  5. I have been pressure-canning a lot more this year and it's just great. Our power goes down often and a freezer can be a liability. It's so nice to just grab a jar, heat it up with a little this and that, and voila! That chicken sounds so delicious, I may try it myself. My parents are up there in years and are getting more entertaining as the time goes on! Bet those were two very expensive pills...

  6. LOL Kristi! Maybe he gave it to you just to get away from it! I borrowed a hand butter churn once...gave it right back and went back to using my KA!
    Thank you Carol Dee :)
    Susan-the chicken was amazing. We lost a freezer last year so only meat goes in there if possible. (no choice when you butcher lambs and whole beeves...and lots of chickens...) Dad had to buy her new hearing aids, which I think was very gallant of him hahaha

  7. One of your best blogs!!!! The hearing aids part is just too funny. Love ya, Cheri

  8. Love this! I laughed out loud!!!

    I have a GREAT article from an online newsletter that I subscribed to a few years ago about pressure canning main dishes. I'll email it to you if you'd like? I have referenced the recipes in it many time to make spaghetti sauce, beans, chile, stews, etc. I love being able to open a meal-in-a- jar!

    Here's my email: shawnabarr@sbcglobal.net. If you write me, I'll send you the article.

  9. Petey,
    I just love your blog.....I am in awe of the work that you do, and can only hope that someday I will be able to raise my own food as well as canning. I wanted to start canning this past fall, but that did not happen. Could you suggest an online site or a book that would help a newbie like me?


  10. Yes! The Ball Complete Book of Home Preserving is a GREAT book both for beginners and experienced canners. It explains in details both water bath and pressure canning and has 400 recipes. Canning is a lot of fun, really. Especially when you can admire the work on your pantry shelves and your table!

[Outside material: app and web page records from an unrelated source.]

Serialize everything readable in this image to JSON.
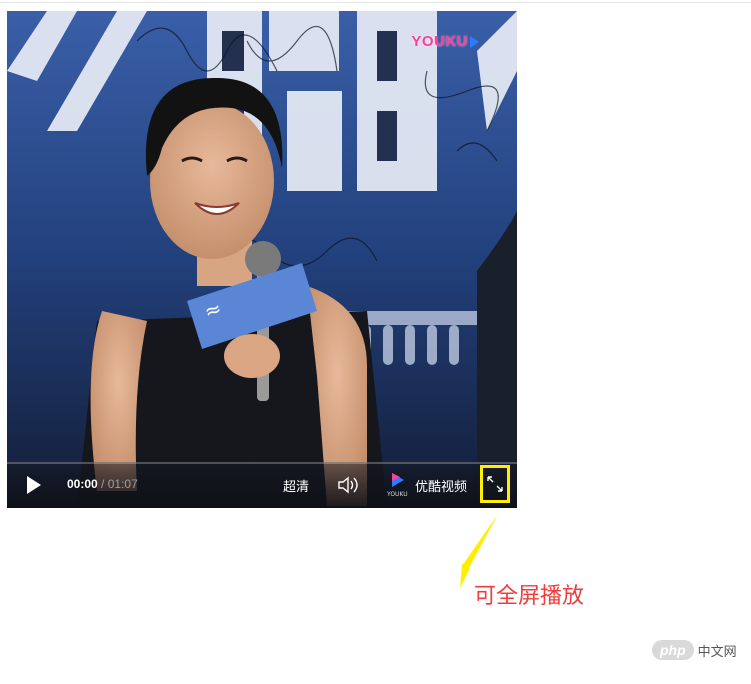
{
  "player": {
    "logo_text": "YOUKU",
    "controls": {
      "current_time": "00:00",
      "time_separator": "/",
      "total_time": "01:07",
      "quality_label": "超清",
      "brand_mini": "YOUKU",
      "brand_label": "优酷视频"
    },
    "icons": {
      "play": "play-icon",
      "volume": "volume-icon",
      "fullscreen": "fullscreen-icon",
      "brand": "youku-logo-icon"
    },
    "highlight_color": "#ffee00"
  },
  "annotation": {
    "text": "可全屏播放",
    "color": "#f03c3c",
    "arrow_color": "#ffee00"
  },
  "watermark": {
    "badge": "php",
    "label": "中文网"
  }
}
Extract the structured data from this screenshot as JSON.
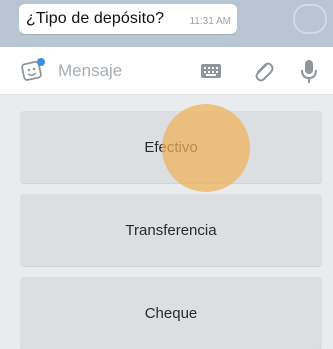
{
  "chat": {
    "message_text": "¿Tipo de depósito?",
    "message_time": "11:31 AM"
  },
  "input_bar": {
    "placeholder": "Mensaje",
    "icons": [
      "sticker-icon",
      "keyboard-icon",
      "paperclip-icon",
      "microphone-icon"
    ]
  },
  "reply_keyboard": {
    "buttons": [
      "Efectivo",
      "Transferencia",
      "Cheque"
    ]
  },
  "colors": {
    "chat_background": "#b7c6d2",
    "button_background": "#dcdfe2",
    "touch_indicator": "#eeb258"
  }
}
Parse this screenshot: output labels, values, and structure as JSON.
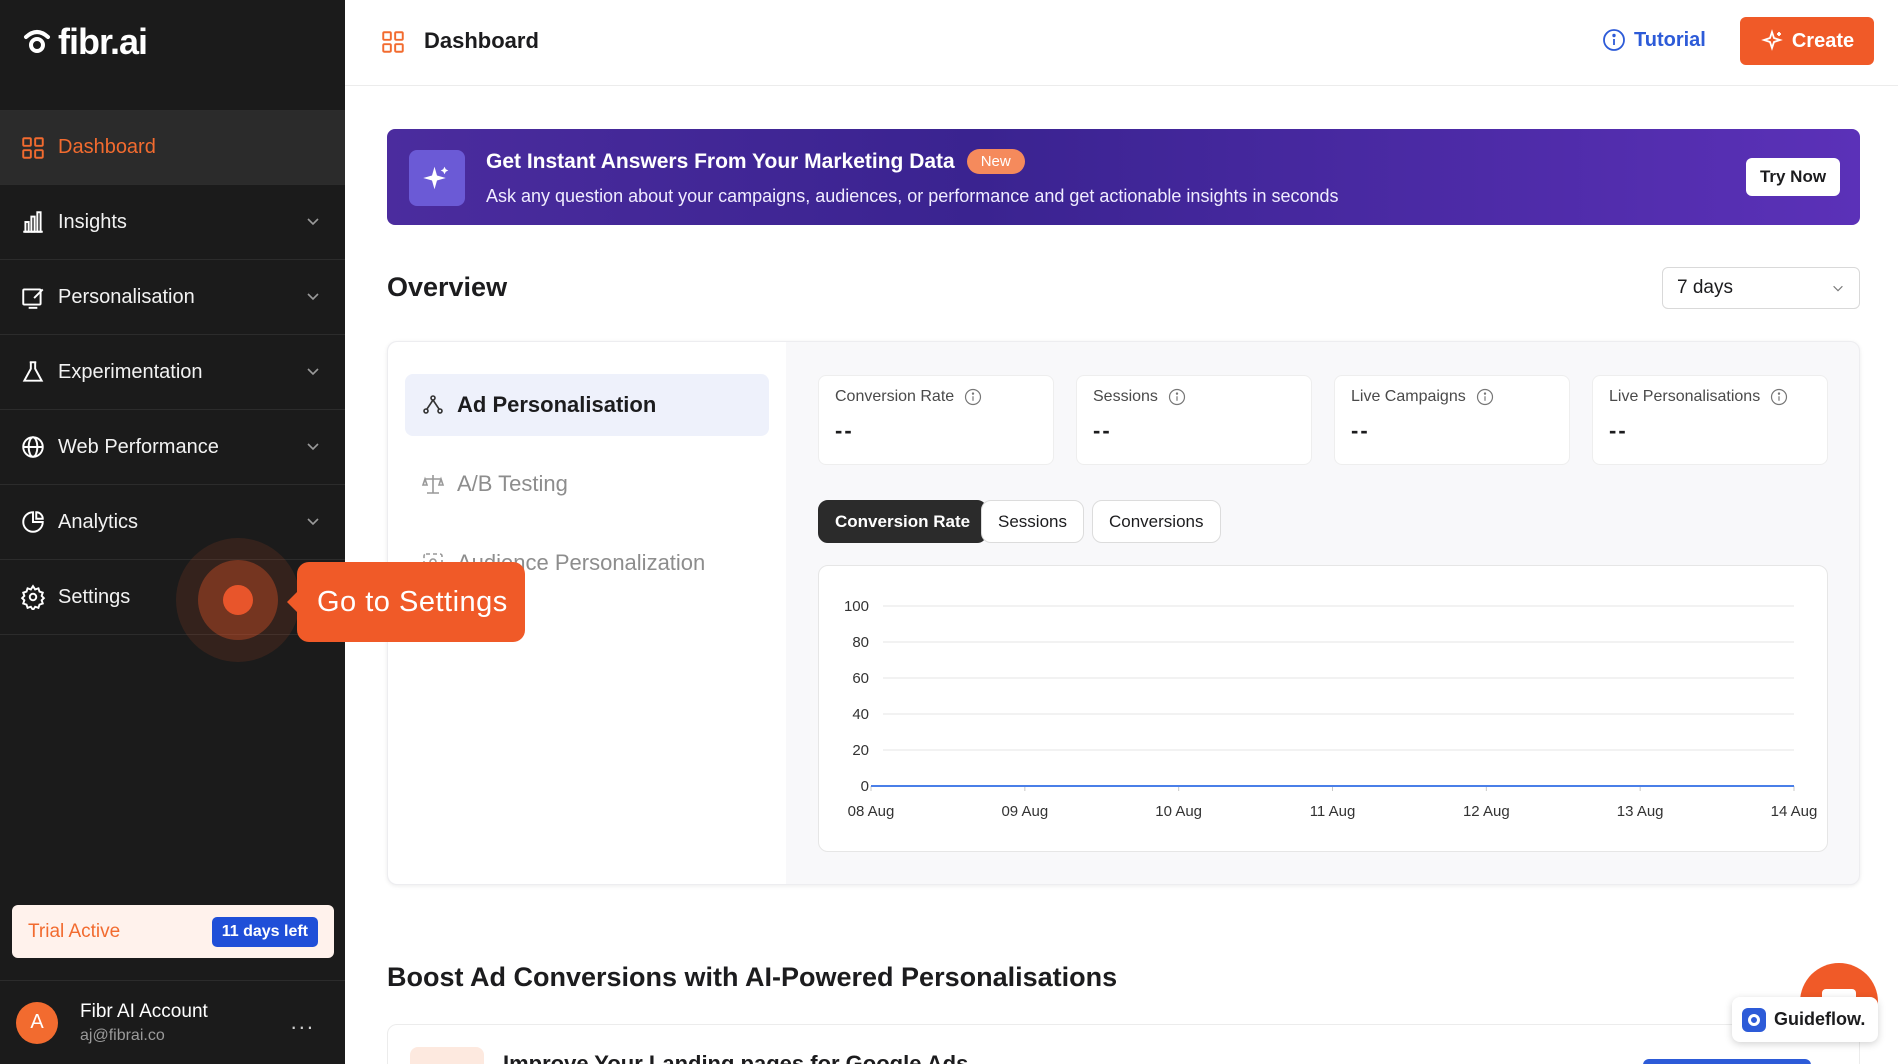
{
  "brand": {
    "logo_text": "fibr.ai"
  },
  "sidebar": {
    "items": [
      {
        "label": "Dashboard",
        "icon": "grid-icon",
        "active": true,
        "expandable": false
      },
      {
        "label": "Insights",
        "icon": "bar-chart-icon",
        "active": false,
        "expandable": true
      },
      {
        "label": "Personalisation",
        "icon": "edit-screen-icon",
        "active": false,
        "expandable": true
      },
      {
        "label": "Experimentation",
        "icon": "flask-icon",
        "active": false,
        "expandable": true
      },
      {
        "label": "Web Performance",
        "icon": "globe-icon",
        "active": false,
        "expandable": true
      },
      {
        "label": "Analytics",
        "icon": "pie-chart-icon",
        "active": false,
        "expandable": true
      },
      {
        "label": "Settings",
        "icon": "gear-icon",
        "active": false,
        "expandable": false
      }
    ],
    "trial": {
      "label": "Trial Active",
      "badge": "11 days left"
    },
    "account": {
      "initial": "A",
      "name": "Fibr AI Account",
      "email": "aj@fibrai.co",
      "more": "..."
    }
  },
  "header": {
    "title": "Dashboard",
    "tutorial_label": "Tutorial",
    "create_label": "Create"
  },
  "banner": {
    "title": "Get Instant Answers From Your Marketing Data",
    "badge": "New",
    "subtitle": "Ask any question about your campaigns, audiences, or performance and get actionable insights in seconds",
    "cta": "Try Now"
  },
  "overview": {
    "title": "Overview",
    "range": "7 days",
    "types": [
      {
        "label": "Ad Personalisation",
        "active": true
      },
      {
        "label": "A/B Testing",
        "active": false
      },
      {
        "label": "Audience Personalization",
        "active": false
      }
    ],
    "stats": [
      {
        "label": "Conversion Rate",
        "value": "--"
      },
      {
        "label": "Sessions",
        "value": "--"
      },
      {
        "label": "Live Campaigns",
        "value": "--"
      },
      {
        "label": "Live Personalisations",
        "value": "--"
      }
    ],
    "metric_tabs": [
      {
        "label": "Conversion Rate",
        "active": true
      },
      {
        "label": "Sessions",
        "active": false
      },
      {
        "label": "Conversions",
        "active": false
      }
    ]
  },
  "chart_data": {
    "type": "line",
    "categories": [
      "08 Aug",
      "09 Aug",
      "10 Aug",
      "11 Aug",
      "12 Aug",
      "13 Aug",
      "14 Aug"
    ],
    "series": [
      {
        "values": [
          0,
          0,
          0,
          0,
          0,
          0,
          0
        ],
        "color": "#4a7fe8"
      }
    ],
    "ylim": [
      0,
      100
    ],
    "yticks": [
      0,
      20,
      40,
      60,
      80,
      100
    ],
    "grid": true,
    "title": "",
    "xlabel": "",
    "ylabel": ""
  },
  "boost": {
    "title": "Boost Ad Conversions with AI-Powered Personalisations",
    "card_text": "Improve Your Landing pages for Google Ads"
  },
  "tooltip": {
    "text": "Go to Settings"
  },
  "widgets": {
    "guideflow_label": "Guideflow."
  },
  "colors": {
    "accent": "#f05a28",
    "sidebar_bg": "#1b1b1b",
    "link_blue": "#2d5bd8",
    "banner_purple": "#3a2390"
  }
}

    1. thank you Petey.....I will be purchasing that book. I'm sure it must feel great to eat what you have grown and to know what is in the foot you are eating. I really need to start doing this....thanks again.....I love your blogs!